What are sweet holiday memories made of?
Well, of course sugar, spice, and everything nice - No, wait, that's little girls! But there is a good deal of sugar and spice during this festive time of year, and actually those few extra pounds we all usually feel afterward say that there might be a bit too much of all that. But there are so many delights besides just the gastric ones, and to overlook them would really be to miss the better part of holiday memories.
When I was a child one of the very special parts of the holiday season was at the beginning of December when my mom would bring our holiday books out of storage. We had a full box of Christmas story books that were saved solely for this time of year. My mom, a reading specialist, was always wild about books and read to us regularly. At Christmas this shared time added to the magic of the season.
Several weeks ago my mom brought a book to my daughter Tru that I recognized immediately. It's called The Sweet Smells of Christmas, and is a story about a little bear that anticipates Christmas through the smells around him: an orange, a pine tree, gingerbread, candy canes... All are depicted in good ol' scratch 'n sniff format so the reader can enjoy the smells of Christmas along with the little bear. More than any other time of year, the holidays are indeed a season defined by smells. The profusion of pumpkin pie and evergreen scented candles at stores everywhere is enough to say that these aromas evoke a lot of sentiment.
This is totally appropriate, since our sense of smell is the strongest sense tied to memory.
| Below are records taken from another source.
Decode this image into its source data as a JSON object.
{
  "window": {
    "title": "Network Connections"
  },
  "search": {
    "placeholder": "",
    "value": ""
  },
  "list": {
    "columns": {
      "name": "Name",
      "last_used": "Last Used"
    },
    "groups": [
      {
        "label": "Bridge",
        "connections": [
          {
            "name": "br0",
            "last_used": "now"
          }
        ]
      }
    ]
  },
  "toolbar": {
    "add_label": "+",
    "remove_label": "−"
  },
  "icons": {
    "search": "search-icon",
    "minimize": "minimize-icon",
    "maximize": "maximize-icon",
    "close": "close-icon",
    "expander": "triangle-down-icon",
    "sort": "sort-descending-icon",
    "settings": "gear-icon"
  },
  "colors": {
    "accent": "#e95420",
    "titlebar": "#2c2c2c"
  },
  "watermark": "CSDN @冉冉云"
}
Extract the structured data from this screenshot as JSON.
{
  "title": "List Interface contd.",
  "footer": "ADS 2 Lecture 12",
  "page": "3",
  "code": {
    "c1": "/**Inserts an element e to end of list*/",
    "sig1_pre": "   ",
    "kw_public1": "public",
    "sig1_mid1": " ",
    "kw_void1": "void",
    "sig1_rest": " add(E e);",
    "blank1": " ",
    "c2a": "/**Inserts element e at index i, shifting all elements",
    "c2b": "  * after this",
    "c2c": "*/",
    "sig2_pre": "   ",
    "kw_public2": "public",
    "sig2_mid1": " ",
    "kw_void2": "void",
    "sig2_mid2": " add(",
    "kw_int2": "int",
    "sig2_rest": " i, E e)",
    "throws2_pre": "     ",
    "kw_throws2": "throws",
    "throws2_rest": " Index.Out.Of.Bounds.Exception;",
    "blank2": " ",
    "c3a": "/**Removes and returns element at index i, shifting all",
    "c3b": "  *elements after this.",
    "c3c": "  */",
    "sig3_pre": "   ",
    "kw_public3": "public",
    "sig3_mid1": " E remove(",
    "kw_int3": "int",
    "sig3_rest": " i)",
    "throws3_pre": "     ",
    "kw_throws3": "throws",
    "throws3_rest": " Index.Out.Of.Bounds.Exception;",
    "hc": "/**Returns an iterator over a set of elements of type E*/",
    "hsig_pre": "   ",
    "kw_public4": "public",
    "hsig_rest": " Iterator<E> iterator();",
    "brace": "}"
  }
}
A brief whiff of a scent from your past can instantly connect you to that time gone by and even make you feel as if you are right there again. Smells are actually tiny airborne molecules - small enough to vaporise in the air and then dissolve into your mucous membrane. From there they travel a path to your brain cortex and also to your limbic system. Your limbic system is a primitive (sometimes called reptilian) part of your brain that controls emotion, memory, and behavior. The cortex is responsible for your conscious thoughts. So smell impacts both of these areas.
Smell is one of our most important senses from a survival standpoint. Smell helps us sense danger in the form of fire or poison and conversely helps us sense security and safety. Mothers and children can recognize the smells of each other, and the smells of our favorite foods will cause us to start salivating in anticipation of a good meal. So in that way it is no wonder that smells of pine trees, spices, fruits, and baking are so forefront when we think about the winter holidays. These experiences are so burned in our collective memories that once the days draw short and the air begins to cool we instinctively begin to crave these quintessential smells of hospitality and celebration.
As a business owner I see sudden telltale spikes in sales of Silver Fir and Wild Orange candles in the fall that tell me that people are hitting the holiday mood. I also built our newest perfumes around themes of spices, citrus, and chocolate - all heady, stimulating scents that warm up the body and have a physiological effect as well as that crucial tie to pleasant memories. I really enjoy that what I am making is going to become an integral part of someone's precious memories.
So, as we enjoy the afterglow of Christmas and the promise of the new year I am hoping that your holidays will be memorable, cozy, and full of delights for your senses. Make it fragrant and you'll remember it always!